[RECORDS SHOWN]

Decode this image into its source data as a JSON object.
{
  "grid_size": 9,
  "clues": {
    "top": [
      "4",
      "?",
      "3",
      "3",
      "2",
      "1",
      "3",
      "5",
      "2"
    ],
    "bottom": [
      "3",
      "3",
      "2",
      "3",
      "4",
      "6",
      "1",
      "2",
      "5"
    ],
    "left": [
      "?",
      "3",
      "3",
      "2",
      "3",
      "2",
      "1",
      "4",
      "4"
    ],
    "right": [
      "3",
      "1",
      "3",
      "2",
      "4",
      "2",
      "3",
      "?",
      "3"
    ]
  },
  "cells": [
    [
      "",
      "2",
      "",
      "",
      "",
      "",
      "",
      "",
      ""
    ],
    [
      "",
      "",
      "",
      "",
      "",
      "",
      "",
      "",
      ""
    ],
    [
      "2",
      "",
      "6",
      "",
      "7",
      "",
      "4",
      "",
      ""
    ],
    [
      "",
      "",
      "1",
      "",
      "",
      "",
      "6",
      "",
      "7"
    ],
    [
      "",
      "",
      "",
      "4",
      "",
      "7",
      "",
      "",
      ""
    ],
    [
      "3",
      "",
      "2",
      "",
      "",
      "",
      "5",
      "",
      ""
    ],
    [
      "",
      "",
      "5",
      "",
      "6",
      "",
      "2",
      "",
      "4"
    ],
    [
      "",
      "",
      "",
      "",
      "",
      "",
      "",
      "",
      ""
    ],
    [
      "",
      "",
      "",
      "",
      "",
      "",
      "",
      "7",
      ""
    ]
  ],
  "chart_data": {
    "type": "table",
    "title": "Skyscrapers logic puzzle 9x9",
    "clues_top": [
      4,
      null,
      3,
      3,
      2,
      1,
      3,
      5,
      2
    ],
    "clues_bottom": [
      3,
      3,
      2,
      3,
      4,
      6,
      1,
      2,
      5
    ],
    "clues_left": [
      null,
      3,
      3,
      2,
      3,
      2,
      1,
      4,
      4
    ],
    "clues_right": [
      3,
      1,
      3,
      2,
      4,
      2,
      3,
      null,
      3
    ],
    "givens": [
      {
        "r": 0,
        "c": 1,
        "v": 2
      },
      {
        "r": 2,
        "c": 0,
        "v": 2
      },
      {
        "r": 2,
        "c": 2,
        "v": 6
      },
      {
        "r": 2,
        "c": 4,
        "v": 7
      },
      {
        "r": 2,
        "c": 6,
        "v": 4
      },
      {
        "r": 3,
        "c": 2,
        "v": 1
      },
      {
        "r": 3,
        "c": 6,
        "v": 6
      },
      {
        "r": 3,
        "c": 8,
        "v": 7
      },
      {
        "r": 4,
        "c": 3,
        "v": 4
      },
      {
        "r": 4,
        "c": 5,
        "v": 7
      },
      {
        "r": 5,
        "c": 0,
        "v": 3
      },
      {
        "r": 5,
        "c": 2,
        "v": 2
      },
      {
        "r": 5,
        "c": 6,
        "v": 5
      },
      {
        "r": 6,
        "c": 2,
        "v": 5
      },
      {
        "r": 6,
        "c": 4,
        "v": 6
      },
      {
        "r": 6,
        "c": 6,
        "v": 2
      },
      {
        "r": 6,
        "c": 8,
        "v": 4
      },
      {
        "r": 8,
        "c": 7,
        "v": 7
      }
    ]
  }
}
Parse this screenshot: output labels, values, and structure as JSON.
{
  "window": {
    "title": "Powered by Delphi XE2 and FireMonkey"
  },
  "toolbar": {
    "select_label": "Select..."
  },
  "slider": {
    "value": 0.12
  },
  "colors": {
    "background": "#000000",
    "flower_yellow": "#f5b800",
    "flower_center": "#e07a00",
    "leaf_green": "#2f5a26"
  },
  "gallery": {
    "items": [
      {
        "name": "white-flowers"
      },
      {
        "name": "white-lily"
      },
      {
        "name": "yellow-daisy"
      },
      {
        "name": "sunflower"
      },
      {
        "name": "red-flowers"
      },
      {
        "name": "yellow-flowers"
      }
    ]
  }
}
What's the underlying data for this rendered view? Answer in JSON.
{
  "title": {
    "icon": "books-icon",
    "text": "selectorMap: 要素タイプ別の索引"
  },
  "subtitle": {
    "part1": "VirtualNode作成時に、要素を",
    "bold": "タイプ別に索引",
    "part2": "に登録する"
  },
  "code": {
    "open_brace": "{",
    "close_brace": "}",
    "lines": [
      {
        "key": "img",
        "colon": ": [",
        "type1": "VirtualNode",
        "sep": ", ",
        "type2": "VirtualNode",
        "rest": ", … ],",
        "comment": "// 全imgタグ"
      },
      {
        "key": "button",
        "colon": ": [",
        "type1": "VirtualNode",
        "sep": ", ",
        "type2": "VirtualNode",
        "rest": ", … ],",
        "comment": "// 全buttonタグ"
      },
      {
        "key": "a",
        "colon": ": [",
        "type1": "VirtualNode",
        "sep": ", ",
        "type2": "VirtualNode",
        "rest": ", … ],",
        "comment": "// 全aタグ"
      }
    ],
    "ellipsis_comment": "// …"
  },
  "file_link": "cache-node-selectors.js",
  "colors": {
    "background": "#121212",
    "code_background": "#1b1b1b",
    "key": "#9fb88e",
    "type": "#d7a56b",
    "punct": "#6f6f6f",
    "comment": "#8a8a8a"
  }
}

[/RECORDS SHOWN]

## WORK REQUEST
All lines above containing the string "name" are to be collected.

## RESULT FOR THIS TASK
        "name": "white-flowers"
        "name": "white-lily"
        "name": "yellow-daisy"
        "name": "sunflower"
        "name": "red-flowers"
        "name": "yellow-flowers"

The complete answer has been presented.